Stored dataset items:
● ● ● ●

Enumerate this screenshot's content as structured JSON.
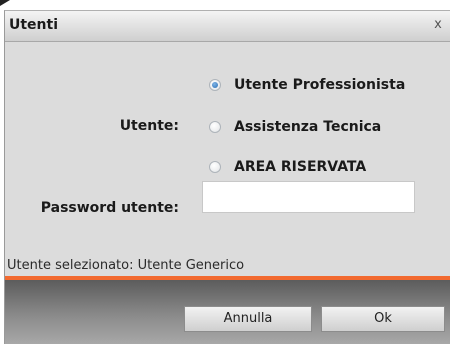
{
  "dialog": {
    "title": "Utenti",
    "close_label": "x"
  },
  "form": {
    "user_label": "Utente:",
    "user_options": [
      {
        "label": "Utente Professionista",
        "checked": true
      },
      {
        "label": "Assistenza Tecnica",
        "checked": false
      },
      {
        "label": "AREA RISERVATA",
        "checked": false
      }
    ],
    "password_label": "Password utente:",
    "password_value": ""
  },
  "status": {
    "text": "Utente selezionato: Utente Generico"
  },
  "footer": {
    "cancel_label": "Annulla",
    "ok_label": "Ok"
  },
  "colors": {
    "accent": "#f26a30",
    "radio_selected": "#2b6fb5"
  }
}
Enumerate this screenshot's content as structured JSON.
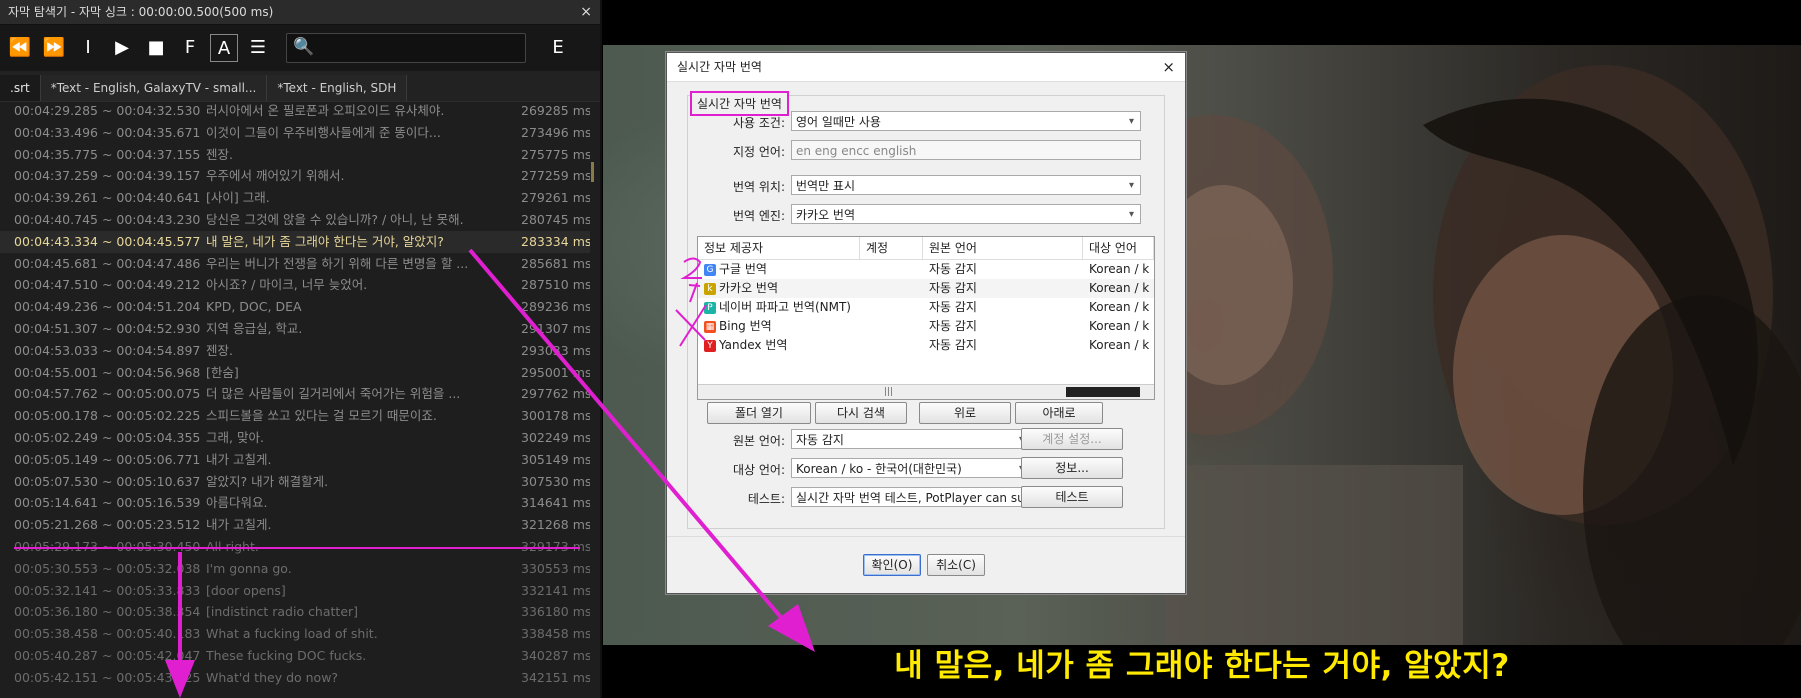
{
  "explorer": {
    "title": "자막 탐색기 - 자막 싱크 : 00:00:00.500(500 ms)",
    "close": "×",
    "toolbar": [
      "⏪",
      "⏩",
      "I",
      "▶",
      "■",
      "F",
      "A",
      "☰"
    ],
    "toolbar_icons": [
      "rewind-icon",
      "fast-forward-icon",
      "text-cursor-icon",
      "play-icon",
      "stop-icon",
      "font-f-icon",
      "font-a-icon",
      "menu-icon"
    ],
    "search_value": "",
    "e_button": "E",
    "tabs": [
      ".srt",
      "*Text - English, GalaxyTV - small...",
      "*Text - English, SDH"
    ],
    "rows": [
      {
        "time": "00:04:29.285 ~ 00:04:32.530",
        "text": "러시아에서 온 필로폰과 오피오이드 유사체야.",
        "ms": "269285 ms"
      },
      {
        "time": "00:04:33.496 ~ 00:04:35.671",
        "text": "이것이 그들이 우주비행사들에게 준 똥이다...",
        "ms": "273496 ms"
      },
      {
        "time": "00:04:35.775 ~ 00:04:37.155",
        "text": "젠장.",
        "ms": "275775 ms"
      },
      {
        "time": "00:04:37.259 ~ 00:04:39.157",
        "text": "우주에서 깨어있기 위해서.",
        "ms": "277259 ms"
      },
      {
        "time": "00:04:39.261 ~ 00:04:40.641",
        "text": "[사이] 그래.",
        "ms": "279261 ms"
      },
      {
        "time": "00:04:40.745 ~ 00:04:43.230",
        "text": "당신은 그것에 앉을 수 있습니까? / 아니, 난 못해.",
        "ms": "280745 ms"
      },
      {
        "time": "00:04:43.334 ~ 00:04:45.577",
        "text": "내 말은, 네가 좀 그래야 한다는 거야, 알았지?",
        "ms": "283334 ms"
      },
      {
        "time": "00:04:45.681 ~ 00:04:47.486",
        "text": "우리는 버니가 전쟁을 하기 위해 다른 변명을 할 ...",
        "ms": "285681 ms"
      },
      {
        "time": "00:04:47.510 ~ 00:04:49.212",
        "text": "아시죠? / 마이크, 너무 늦었어.",
        "ms": "287510 ms"
      },
      {
        "time": "00:04:49.236 ~ 00:04:51.204",
        "text": "KPD, DOC, DEA",
        "ms": "289236 ms"
      },
      {
        "time": "00:04:51.307 ~ 00:04:52.930",
        "text": "지역 응급실, 학교.",
        "ms": "291307 ms"
      },
      {
        "time": "00:04:53.033 ~ 00:04:54.897",
        "text": "젠장.",
        "ms": "293033 ms"
      },
      {
        "time": "00:04:55.001 ~ 00:04:56.968",
        "text": "[한숨]",
        "ms": "295001 ms"
      },
      {
        "time": "00:04:57.762 ~ 00:05:00.075",
        "text": "더 많은 사람들이 길거리에서 죽어가는 위험을 ...",
        "ms": "297762 ms"
      },
      {
        "time": "00:05:00.178 ~ 00:05:02.225",
        "text": "스피드볼을 쏘고 있다는 걸 모르기 때문이죠.",
        "ms": "300178 ms"
      },
      {
        "time": "00:05:02.249 ~ 00:05:04.355",
        "text": "그래, 맞아.",
        "ms": "302249 ms"
      },
      {
        "time": "00:05:05.149 ~ 00:05:06.771",
        "text": "내가 고칠게.",
        "ms": "305149 ms"
      },
      {
        "time": "00:05:07.530 ~ 00:05:10.637",
        "text": "알았지? 내가 해결할게.",
        "ms": "307530 ms"
      },
      {
        "time": "00:05:14.641 ~ 00:05:16.539",
        "text": "아름다워요.",
        "ms": "314641 ms"
      },
      {
        "time": "00:05:21.268 ~ 00:05:23.512",
        "text": "내가 고칠게.",
        "ms": "321268 ms"
      },
      {
        "time": "00:05:29.173 ~ 00:05:30.450",
        "text": "All right.",
        "ms": "329173 ms"
      },
      {
        "time": "00:05:30.553 ~ 00:05:32.038",
        "text": "I'm gonna go.",
        "ms": "330553 ms"
      },
      {
        "time": "00:05:32.141 ~ 00:05:33.833",
        "text": "[door opens]",
        "ms": "332141 ms"
      },
      {
        "time": "00:05:36.180 ~ 00:05:38.354",
        "text": "[indistinct radio chatter]",
        "ms": "336180 ms"
      },
      {
        "time": "00:05:38.458 ~ 00:05:40.183",
        "text": "What a fucking load of shit.",
        "ms": "338458 ms"
      },
      {
        "time": "00:05:40.287 ~ 00:05:42.047",
        "text": "These fucking DOC fucks.",
        "ms": "340287 ms"
      },
      {
        "time": "00:05:42.151 ~ 00:05:43.325",
        "text": "What'd they do now?",
        "ms": "342151 ms"
      }
    ]
  },
  "video": {
    "subtitle": "내 말은, 네가 좀 그래야 한다는 거야, 알았지?"
  },
  "dialog": {
    "title": "실시간 자막 번역",
    "close": "×",
    "group_label": "실시간 자막 번역",
    "fields": {
      "condition_label": "사용 조건:",
      "condition_value": "영어 일때만 사용",
      "lang_label": "지정 언어:",
      "lang_value": "en eng encc english",
      "position_label": "번역 위치:",
      "position_value": "번역만 표시",
      "engine_label": "번역 엔진:",
      "engine_value": "카카오 번역"
    },
    "list_headers": [
      "정보 제공자",
      "계정",
      "원본 언어",
      "대상 언어"
    ],
    "providers": [
      {
        "name": "구글 번역",
        "account": "",
        "source": "자동 감지",
        "target": "Korean / k",
        "icon": "google-icon",
        "icon_color": "#4285f4",
        "glyph": "G"
      },
      {
        "name": "카카오 번역",
        "account": "",
        "source": "자동 감지",
        "target": "Korean / k",
        "icon": "kakao-icon",
        "icon_color": "#c9a400",
        "glyph": "k"
      },
      {
        "name": "네이버 파파고 번역(NMT)",
        "account": "",
        "source": "자동 감지",
        "target": "Korean / k",
        "icon": "papago-icon",
        "icon_color": "#19b4a4",
        "glyph": "P"
      },
      {
        "name": "Bing 번역",
        "account": "",
        "source": "자동 감지",
        "target": "Korean / k",
        "icon": "bing-icon",
        "icon_color": "#f25022",
        "glyph": "▦"
      },
      {
        "name": "Yandex 번역",
        "account": "",
        "source": "자동 감지",
        "target": "Korean / k",
        "icon": "yandex-icon",
        "icon_color": "#e02020",
        "glyph": "Y"
      }
    ],
    "buttons": {
      "open_folder": "폴더 열기",
      "re_search": "다시 검색",
      "up": "위로",
      "down": "아래로",
      "account_settings": "계정 설정...",
      "info": "정보...",
      "test": "테스트",
      "ok": "확인(O)",
      "cancel": "취소(C)"
    },
    "source_label": "원본 언어:",
    "source_value": "자동 감지",
    "target_label": "대상 언어:",
    "target_value": "Korean / ko - 한국어(대한민국)",
    "test_label": "테스트:",
    "test_value": "실시간 자막 번역 테스트, PotPlayer can supp"
  },
  "annotations": {
    "color": "#e020d0"
  }
}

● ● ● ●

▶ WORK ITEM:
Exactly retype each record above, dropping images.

▶ WORKED SOLUTION:
Enumerate this screenshot's content as structured JSON.
{
  "dialog": {
    "title": "Utenti",
    "close_label": "x"
  },
  "form": {
    "user_label": "Utente:",
    "user_options": [
      {
        "label": "Utente Professionista",
        "checked": true
      },
      {
        "label": "Assistenza Tecnica",
        "checked": false
      },
      {
        "label": "AREA RISERVATA",
        "checked": false
      }
    ],
    "password_label": "Password utente:",
    "password_value": ""
  },
  "status": {
    "text": "Utente selezionato: Utente Generico"
  },
  "footer": {
    "cancel_label": "Annulla",
    "ok_label": "Ok"
  },
  "colors": {
    "accent": "#f26a30",
    "radio_selected": "#2b6fb5"
  }
}
Enumerate this screenshot's content as structured JSON.
{
  "explorer": {
    "title": "자막 탐색기 - 자막 싱크 : 00:00:00.500(500 ms)",
    "close": "×",
    "toolbar": [
      "⏪",
      "⏩",
      "I",
      "▶",
      "■",
      "F",
      "A",
      "☰"
    ],
    "toolbar_icons": [
      "rewind-icon",
      "fast-forward-icon",
      "text-cursor-icon",
      "play-icon",
      "stop-icon",
      "font-f-icon",
      "font-a-icon",
      "menu-icon"
    ],
    "search_value": "",
    "e_button": "E",
    "tabs": [
      ".srt",
      "*Text - English, GalaxyTV - small...",
      "*Text - English, SDH"
    ],
    "rows": [
      {
        "time": "00:04:29.285 ~ 00:04:32.530",
        "text": "러시아에서 온 필로폰과 오피오이드 유사체야.",
        "ms": "269285 ms"
      },
      {
        "time": "00:04:33.496 ~ 00:04:35.671",
        "text": "이것이 그들이 우주비행사들에게 준 똥이다...",
        "ms": "273496 ms"
      },
      {
        "time": "00:04:35.775 ~ 00:04:37.155",
        "text": "젠장.",
        "ms": "275775 ms"
      },
      {
        "time": "00:04:37.259 ~ 00:04:39.157",
        "text": "우주에서 깨어있기 위해서.",
        "ms": "277259 ms"
      },
      {
        "time": "00:04:39.261 ~ 00:04:40.641",
        "text": "[사이] 그래.",
        "ms": "279261 ms"
      },
      {
        "time": "00:04:40.745 ~ 00:04:43.230",
        "text": "당신은 그것에 앉을 수 있습니까? / 아니, 난 못해.",
        "ms": "280745 ms"
      },
      {
        "time": "00:04:43.334 ~ 00:04:45.577",
        "text": "내 말은, 네가 좀 그래야 한다는 거야, 알았지?",
        "ms": "283334 ms"
      },
      {
        "time": "00:04:45.681 ~ 00:04:47.486",
        "text": "우리는 버니가 전쟁을 하기 위해 다른 변명을 할 ...",
        "ms": "285681 ms"
      },
      {
        "time": "00:04:47.510 ~ 00:04:49.212",
        "text": "아시죠? / 마이크, 너무 늦었어.",
        "ms": "287510 ms"
      },
      {
        "time": "00:04:49.236 ~ 00:04:51.204",
        "text": "KPD, DOC, DEA",
        "ms": "289236 ms"
      },
      {
        "time": "00:04:51.307 ~ 00:04:52.930",
        "text": "지역 응급실, 학교.",
        "ms": "291307 ms"
      },
      {
        "time": "00:04:53.033 ~ 00:04:54.897",
        "text": "젠장.",
        "ms": "293033 ms"
      },
      {
        "time": "00:04:55.001 ~ 00:04:56.968",
        "text": "[한숨]",
        "ms": "295001 ms"
      },
      {
        "time": "00:04:57.762 ~ 00:05:00.075",
        "text": "더 많은 사람들이 길거리에서 죽어가는 위험을 ...",
        "ms": "297762 ms"
      },
      {
        "time": "00:05:00.178 ~ 00:05:02.225",
        "text": "스피드볼을 쏘고 있다는 걸 모르기 때문이죠.",
        "ms": "300178 ms"
      },
      {
        "time": "00:05:02.249 ~ 00:05:04.355",
        "text": "그래, 맞아.",
        "ms": "302249 ms"
      },
      {
        "time": "00:05:05.149 ~ 00:05:06.771",
        "text": "내가 고칠게.",
        "ms": "305149 ms"
      },
      {
        "time": "00:05:07.530 ~ 00:05:10.637",
        "text": "알았지? 내가 해결할게.",
        "ms": "307530 ms"
      },
      {
        "time": "00:05:14.641 ~ 00:05:16.539",
        "text": "아름다워요.",
        "ms": "314641 ms"
      },
      {
        "time": "00:05:21.268 ~ 00:05:23.512",
        "text": "내가 고칠게.",
        "ms": "321268 ms"
      },
      {
        "time": "00:05:29.173 ~ 00:05:30.450",
        "text": "All right.",
        "ms": "329173 ms"
      },
      {
        "time": "00:05:30.553 ~ 00:05:32.038",
        "text": "I'm gonna go.",
        "ms": "330553 ms"
      },
      {
        "time": "00:05:32.141 ~ 00:05:33.833",
        "text": "[door opens]",
        "ms": "332141 ms"
      },
      {
        "time": "00:05:36.180 ~ 00:05:38.354",
        "text": "[indistinct radio chatter]",
        "ms": "336180 ms"
      },
      {
        "time": "00:05:38.458 ~ 00:05:40.183",
        "text": "What a fucking load of shit.",
        "ms": "338458 ms"
      },
      {
        "time": "00:05:40.287 ~ 00:05:42.047",
        "text": "These fucking DOC fucks.",
        "ms": "340287 ms"
      },
      {
        "time": "00:05:42.151 ~ 00:05:43.325",
        "text": "What'd they do now?",
        "ms": "342151 ms"
      }
    ]
  },
  "video": {
    "subtitle": "내 말은, 네가 좀 그래야 한다는 거야, 알았지?"
  },
  "dialog": {
    "title": "실시간 자막 번역",
    "close": "×",
    "group_label": "실시간 자막 번역",
    "fields": {
      "condition_label": "사용 조건:",
      "condition_value": "영어 일때만 사용",
      "lang_label": "지정 언어:",
      "lang_value": "en eng encc english",
      "position_label": "번역 위치:",
      "position_value": "번역만 표시",
      "engine_label": "번역 엔진:",
      "engine_value": "카카오 번역"
    },
    "list_headers": [
      "정보 제공자",
      "계정",
      "원본 언어",
      "대상 언어"
    ],
    "providers": [
      {
        "name": "구글 번역",
        "account": "",
        "source": "자동 감지",
        "target": "Korean / k",
        "icon": "google-icon",
        "icon_color": "#4285f4",
        "glyph": "G"
      },
      {
        "name": "카카오 번역",
        "account": "",
        "source": "자동 감지",
        "target": "Korean / k",
        "icon": "kakao-icon",
        "icon_color": "#c9a400",
        "glyph": "k"
      },
      {
        "name": "네이버 파파고 번역(NMT)",
        "account": "",
        "source": "자동 감지",
        "target": "Korean / k",
        "icon": "papago-icon",
        "icon_color": "#19b4a4",
        "glyph": "P"
      },
      {
        "name": "Bing 번역",
        "account": "",
        "source": "자동 감지",
        "target": "Korean / k",
        "icon": "bing-icon",
        "icon_color": "#f25022",
        "glyph": "▦"
      },
      {
        "name": "Yandex 번역",
        "account": "",
        "source": "자동 감지",
        "target": "Korean / k",
        "icon": "yandex-icon",
        "icon_color": "#e02020",
        "glyph": "Y"
      }
    ],
    "buttons": {
      "open_folder": "폴더 열기",
      "re_search": "다시 검색",
      "up": "위로",
      "down": "아래로",
      "account_settings": "계정 설정...",
      "info": "정보...",
      "test": "테스트",
      "ok": "확인(O)",
      "cancel": "취소(C)"
    },
    "source_label": "원본 언어:",
    "source_value": "자동 감지",
    "target_label": "대상 언어:",
    "target_value": "Korean / ko - 한국어(대한민국)",
    "test_label": "테스트:",
    "test_value": "실시간 자막 번역 테스트, PotPlayer can supp"
  },
  "annotations": {
    "color": "#e020d0"
  }
}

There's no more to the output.